     I'm going to close this blog with a tongue and cheek look at how an attack on the US might go.   Let's imagine the Chinese military landing on some beaches in California and see what might happen. Picture our General talking to his aide getting an update on the landing just hours after......

General:  What's the sit rep on the landings?

Aide: Um, not good sir, we've lost all five beachheads.

General: ALL FIVE?  How in God's name did we lose all five?  What happened in Santa Barbara?

Aide: Bed news sir, it was overrun quickly.  They tweeted ahead of time that they had covered their bayonets in dust, gluten, latex, and Oh the humanity of it all, Peanut Butter! They found no resistance when they arrived.

General: Those Bastards! What about Toro Canyon?

Aide: Funny thing about Toro Canyon sir, they technically own it.  The first boat came ashore and it was filled with lawyers and eviction papers, and well, we were trespassing after all......

General: Hollywood?

Aide: It was an inside job sir.  For years Jackie Chan has been hosting events and flash mobs in all the strategic places and the press has conveniently sent these pictures out.  The Chinese had every square inch recorded and were able to circumvent our defenses easily.

General:  San Diego?

Aide: Overrun and surrounded in minutes by the Chinese and their paid mercenaries. 

General: Paid Mercenaries?

Aide: Well technically they were the day laborers standing in front of the Home Depot, but they were still pretty effective.  Our intelligence reports that they were back by noon, looking for landscaping jobs.

General: Well that just leaves Ormond Beach where we have the Naval Base, how bad were the casualties there?

Aide:  Good News sir, no casualties.  Bad News sir, we surrendered immediately.  Don't take it out on the soldiers though sir, it was diabolical what they did.  They knocked out the Internet, except for Google, and paid to have the top 20 searches return with the answer "Surrender to the Chinese" It was over before it started sir. We didn't stand a chance.  The Troops are being held captive in their own homes, and are already complaining about the conditions there sir.

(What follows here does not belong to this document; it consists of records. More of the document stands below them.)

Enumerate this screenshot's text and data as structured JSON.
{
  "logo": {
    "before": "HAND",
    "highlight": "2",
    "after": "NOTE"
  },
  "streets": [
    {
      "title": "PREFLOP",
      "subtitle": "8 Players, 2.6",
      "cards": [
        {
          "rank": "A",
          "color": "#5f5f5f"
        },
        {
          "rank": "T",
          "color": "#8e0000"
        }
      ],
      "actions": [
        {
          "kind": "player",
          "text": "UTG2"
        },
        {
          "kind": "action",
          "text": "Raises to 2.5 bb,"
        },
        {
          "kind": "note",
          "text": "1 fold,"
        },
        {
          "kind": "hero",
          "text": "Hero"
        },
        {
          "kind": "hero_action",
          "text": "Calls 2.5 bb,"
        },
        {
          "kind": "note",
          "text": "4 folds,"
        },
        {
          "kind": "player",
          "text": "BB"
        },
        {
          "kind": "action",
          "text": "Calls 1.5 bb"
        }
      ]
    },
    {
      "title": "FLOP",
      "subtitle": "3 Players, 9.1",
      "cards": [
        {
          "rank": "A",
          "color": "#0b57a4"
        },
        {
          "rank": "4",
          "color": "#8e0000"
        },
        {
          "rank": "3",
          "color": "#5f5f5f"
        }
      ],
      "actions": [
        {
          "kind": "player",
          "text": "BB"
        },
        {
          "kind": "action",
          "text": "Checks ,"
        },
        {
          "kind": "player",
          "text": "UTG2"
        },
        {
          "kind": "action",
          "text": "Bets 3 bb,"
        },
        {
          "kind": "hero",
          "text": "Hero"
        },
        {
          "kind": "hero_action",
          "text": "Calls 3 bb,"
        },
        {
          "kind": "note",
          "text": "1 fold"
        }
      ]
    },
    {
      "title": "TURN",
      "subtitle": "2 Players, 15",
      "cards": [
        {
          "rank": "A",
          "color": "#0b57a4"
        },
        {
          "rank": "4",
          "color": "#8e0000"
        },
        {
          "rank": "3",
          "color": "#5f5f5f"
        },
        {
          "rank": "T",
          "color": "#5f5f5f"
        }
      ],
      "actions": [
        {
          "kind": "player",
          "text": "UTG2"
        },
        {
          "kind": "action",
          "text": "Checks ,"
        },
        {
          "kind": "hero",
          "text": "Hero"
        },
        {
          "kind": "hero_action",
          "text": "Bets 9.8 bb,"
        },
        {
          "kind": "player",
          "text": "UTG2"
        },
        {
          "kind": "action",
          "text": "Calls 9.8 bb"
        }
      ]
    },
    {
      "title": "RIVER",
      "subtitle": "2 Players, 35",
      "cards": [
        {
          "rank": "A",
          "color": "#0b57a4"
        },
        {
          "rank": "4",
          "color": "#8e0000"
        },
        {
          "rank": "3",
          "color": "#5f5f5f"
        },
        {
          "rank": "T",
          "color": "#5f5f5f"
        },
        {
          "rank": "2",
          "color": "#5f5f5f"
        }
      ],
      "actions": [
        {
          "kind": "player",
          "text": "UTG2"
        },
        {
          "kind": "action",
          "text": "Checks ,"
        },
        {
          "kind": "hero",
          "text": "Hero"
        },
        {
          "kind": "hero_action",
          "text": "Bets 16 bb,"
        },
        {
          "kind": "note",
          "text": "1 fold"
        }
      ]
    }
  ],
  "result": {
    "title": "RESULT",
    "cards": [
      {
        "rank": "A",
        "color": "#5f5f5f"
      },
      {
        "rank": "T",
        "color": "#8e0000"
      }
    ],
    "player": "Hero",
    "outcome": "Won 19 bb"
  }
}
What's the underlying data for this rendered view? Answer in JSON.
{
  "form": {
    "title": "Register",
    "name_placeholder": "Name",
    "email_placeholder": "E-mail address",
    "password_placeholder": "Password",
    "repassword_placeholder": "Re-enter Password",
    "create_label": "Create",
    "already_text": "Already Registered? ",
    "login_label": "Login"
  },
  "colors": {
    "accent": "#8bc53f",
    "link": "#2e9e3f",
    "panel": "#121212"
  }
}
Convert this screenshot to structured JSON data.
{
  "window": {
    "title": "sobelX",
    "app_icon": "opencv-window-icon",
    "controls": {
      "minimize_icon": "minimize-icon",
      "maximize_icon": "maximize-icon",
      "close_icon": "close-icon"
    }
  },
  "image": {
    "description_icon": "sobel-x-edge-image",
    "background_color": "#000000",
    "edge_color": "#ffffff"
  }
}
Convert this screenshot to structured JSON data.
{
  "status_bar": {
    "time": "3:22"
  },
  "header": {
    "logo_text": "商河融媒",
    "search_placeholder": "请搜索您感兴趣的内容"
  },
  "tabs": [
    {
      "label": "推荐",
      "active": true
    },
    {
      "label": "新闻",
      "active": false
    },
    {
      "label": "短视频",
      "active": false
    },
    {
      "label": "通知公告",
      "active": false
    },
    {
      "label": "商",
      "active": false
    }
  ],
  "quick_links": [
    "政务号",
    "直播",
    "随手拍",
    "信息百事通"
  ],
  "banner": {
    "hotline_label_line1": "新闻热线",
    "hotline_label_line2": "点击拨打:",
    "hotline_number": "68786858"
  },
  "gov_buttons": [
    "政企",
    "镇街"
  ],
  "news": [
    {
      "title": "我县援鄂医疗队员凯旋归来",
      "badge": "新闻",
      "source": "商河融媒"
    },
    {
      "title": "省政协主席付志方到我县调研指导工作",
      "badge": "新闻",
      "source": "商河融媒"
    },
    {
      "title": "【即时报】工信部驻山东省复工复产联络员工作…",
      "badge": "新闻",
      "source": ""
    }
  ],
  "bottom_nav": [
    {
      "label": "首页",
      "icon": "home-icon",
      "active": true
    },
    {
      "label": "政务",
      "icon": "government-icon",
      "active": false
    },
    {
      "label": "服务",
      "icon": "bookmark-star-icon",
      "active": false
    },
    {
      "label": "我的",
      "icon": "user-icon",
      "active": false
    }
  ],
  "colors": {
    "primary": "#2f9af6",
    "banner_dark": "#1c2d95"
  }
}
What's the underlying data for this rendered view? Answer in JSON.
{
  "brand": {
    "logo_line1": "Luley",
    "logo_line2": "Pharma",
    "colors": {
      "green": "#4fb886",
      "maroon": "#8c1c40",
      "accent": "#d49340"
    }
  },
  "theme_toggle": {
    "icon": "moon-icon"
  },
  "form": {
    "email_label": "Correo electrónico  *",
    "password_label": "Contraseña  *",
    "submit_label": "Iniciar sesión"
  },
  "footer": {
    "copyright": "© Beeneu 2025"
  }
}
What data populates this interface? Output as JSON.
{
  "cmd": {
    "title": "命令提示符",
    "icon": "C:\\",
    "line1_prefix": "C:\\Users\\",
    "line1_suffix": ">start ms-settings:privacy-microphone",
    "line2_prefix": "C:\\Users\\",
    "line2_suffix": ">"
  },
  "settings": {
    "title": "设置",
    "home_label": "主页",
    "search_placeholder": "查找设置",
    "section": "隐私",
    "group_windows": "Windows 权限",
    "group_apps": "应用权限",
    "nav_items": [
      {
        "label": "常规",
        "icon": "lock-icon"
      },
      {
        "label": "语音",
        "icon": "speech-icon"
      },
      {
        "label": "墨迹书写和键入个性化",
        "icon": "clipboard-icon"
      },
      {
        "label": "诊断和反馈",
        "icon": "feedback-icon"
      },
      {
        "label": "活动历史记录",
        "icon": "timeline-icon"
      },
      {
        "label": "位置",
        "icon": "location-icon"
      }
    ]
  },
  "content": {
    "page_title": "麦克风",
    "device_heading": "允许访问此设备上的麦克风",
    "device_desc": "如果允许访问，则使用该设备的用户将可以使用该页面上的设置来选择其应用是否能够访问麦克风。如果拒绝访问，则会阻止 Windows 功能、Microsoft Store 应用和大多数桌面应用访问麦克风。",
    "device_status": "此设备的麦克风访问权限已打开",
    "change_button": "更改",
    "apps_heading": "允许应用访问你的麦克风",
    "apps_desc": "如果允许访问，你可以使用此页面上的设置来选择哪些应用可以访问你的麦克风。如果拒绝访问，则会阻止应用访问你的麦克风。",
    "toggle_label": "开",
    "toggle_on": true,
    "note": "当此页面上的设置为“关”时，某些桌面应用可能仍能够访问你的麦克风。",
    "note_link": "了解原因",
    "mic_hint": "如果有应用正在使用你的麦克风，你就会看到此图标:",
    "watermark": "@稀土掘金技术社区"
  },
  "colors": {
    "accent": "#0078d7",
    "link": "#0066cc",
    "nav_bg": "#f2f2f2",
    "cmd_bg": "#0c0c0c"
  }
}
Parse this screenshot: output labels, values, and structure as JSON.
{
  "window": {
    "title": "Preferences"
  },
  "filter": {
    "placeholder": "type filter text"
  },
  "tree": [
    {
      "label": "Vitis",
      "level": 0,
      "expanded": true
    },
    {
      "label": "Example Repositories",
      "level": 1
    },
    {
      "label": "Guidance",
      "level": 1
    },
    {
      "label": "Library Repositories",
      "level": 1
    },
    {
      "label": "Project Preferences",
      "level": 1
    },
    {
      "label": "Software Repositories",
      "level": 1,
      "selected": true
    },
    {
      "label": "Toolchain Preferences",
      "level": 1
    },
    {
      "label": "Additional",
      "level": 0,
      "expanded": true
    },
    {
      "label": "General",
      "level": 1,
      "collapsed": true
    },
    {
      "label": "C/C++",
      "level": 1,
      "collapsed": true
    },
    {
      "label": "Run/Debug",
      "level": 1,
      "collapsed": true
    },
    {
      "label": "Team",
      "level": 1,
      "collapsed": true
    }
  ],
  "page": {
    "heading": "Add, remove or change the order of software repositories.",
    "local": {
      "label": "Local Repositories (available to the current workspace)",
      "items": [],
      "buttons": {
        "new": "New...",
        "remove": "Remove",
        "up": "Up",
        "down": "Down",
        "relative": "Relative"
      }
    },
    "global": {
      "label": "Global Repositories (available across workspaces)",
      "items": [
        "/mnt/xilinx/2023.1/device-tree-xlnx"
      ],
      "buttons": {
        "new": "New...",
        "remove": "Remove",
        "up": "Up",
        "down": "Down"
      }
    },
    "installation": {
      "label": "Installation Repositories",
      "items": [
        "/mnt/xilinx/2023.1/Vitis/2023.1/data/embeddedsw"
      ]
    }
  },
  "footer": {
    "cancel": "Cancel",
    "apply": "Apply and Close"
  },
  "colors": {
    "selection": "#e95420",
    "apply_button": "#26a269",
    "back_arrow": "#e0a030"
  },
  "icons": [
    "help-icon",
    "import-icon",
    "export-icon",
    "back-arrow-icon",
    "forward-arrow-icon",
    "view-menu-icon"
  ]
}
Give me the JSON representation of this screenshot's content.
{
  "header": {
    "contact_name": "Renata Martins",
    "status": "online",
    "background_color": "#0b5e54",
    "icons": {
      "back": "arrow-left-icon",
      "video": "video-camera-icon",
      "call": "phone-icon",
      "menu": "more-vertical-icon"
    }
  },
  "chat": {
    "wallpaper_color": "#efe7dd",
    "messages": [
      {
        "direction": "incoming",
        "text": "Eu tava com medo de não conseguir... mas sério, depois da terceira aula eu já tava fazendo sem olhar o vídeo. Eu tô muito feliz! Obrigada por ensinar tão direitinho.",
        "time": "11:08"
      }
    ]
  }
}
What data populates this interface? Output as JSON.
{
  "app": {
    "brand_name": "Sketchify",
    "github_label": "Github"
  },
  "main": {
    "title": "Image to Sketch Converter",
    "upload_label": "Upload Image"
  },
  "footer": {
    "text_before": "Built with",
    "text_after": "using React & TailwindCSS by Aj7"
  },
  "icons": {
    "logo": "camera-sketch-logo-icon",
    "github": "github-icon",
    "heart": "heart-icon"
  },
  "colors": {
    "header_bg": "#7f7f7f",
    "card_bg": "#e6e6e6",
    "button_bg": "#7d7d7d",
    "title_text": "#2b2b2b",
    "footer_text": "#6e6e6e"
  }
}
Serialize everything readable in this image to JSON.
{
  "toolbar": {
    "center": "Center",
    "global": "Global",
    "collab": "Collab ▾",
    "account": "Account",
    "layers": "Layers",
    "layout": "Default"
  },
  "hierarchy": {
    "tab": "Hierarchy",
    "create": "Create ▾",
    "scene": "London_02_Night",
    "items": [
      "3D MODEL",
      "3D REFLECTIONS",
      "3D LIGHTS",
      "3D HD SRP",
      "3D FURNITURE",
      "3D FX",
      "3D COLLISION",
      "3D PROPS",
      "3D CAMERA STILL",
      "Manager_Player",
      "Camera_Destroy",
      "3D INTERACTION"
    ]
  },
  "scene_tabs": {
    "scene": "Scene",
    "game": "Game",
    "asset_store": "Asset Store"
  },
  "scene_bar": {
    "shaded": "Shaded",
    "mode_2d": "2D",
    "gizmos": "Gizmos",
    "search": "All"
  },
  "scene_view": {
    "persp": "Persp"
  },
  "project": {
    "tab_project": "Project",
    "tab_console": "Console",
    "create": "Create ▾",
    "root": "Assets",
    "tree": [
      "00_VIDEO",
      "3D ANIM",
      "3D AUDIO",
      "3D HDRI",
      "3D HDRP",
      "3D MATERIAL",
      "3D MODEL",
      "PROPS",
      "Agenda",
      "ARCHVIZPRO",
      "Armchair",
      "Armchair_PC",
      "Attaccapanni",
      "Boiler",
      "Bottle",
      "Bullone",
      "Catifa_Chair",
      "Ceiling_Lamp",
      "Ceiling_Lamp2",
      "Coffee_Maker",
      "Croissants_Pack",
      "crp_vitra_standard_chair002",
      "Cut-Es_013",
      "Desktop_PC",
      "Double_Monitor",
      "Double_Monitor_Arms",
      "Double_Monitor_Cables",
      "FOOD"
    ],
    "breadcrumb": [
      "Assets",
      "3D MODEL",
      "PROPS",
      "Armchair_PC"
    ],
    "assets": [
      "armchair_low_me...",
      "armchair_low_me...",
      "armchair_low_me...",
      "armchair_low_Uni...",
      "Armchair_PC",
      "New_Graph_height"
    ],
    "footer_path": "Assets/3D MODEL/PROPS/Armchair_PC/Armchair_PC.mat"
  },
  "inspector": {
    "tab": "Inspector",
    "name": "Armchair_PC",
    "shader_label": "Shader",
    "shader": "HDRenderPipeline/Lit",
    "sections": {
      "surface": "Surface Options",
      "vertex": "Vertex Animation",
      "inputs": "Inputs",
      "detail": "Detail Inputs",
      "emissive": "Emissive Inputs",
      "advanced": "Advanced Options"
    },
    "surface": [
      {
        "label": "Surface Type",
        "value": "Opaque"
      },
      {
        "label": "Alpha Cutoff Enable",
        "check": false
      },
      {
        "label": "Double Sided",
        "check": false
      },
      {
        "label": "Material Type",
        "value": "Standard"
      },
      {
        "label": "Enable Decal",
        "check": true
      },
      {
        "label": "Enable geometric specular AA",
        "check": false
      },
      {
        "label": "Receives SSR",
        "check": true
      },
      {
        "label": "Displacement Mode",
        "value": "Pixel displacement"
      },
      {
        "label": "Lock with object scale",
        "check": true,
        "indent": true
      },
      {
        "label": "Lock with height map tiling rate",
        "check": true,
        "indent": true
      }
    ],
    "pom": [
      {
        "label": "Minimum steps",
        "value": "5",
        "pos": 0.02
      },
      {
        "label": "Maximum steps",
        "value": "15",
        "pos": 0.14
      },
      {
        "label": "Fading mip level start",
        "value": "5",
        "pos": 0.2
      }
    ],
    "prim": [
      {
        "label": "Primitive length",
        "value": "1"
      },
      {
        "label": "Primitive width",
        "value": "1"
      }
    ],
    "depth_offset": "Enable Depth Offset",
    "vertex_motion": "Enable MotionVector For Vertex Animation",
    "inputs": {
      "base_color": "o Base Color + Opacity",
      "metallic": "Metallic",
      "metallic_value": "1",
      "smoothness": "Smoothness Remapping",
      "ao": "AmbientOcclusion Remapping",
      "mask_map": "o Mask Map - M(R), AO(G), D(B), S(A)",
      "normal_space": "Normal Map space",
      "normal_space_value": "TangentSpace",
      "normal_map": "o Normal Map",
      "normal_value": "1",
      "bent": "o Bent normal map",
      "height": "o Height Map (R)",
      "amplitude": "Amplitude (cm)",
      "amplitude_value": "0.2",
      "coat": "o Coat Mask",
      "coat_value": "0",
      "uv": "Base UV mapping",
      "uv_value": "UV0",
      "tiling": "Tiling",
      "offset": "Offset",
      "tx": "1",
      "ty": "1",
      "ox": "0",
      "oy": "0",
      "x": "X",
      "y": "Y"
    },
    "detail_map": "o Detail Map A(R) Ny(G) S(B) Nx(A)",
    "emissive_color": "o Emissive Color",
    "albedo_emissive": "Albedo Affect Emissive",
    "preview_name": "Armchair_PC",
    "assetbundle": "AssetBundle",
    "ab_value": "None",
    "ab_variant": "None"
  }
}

General: My God, who could have predicted this?

Aide: Only the Ongion, sir.  

The future Mrs. Kim, Kim Lee Kardashian


Daphne Mays said...

The bigger surprise to me is that they have not yet made the move to take over. I wonder what they are waiting for.

Bill said...

Wow! Thanks for the long comment with some very cogent points. I think it overloaded my feed for comments on the blog, it hasn't worked since you posted it. As you can tell I'm not as much afraid as I am nostalgic for when we did manufacture quality goods here in the U.S. With the freedom we have, we have to take what comes with it I guess.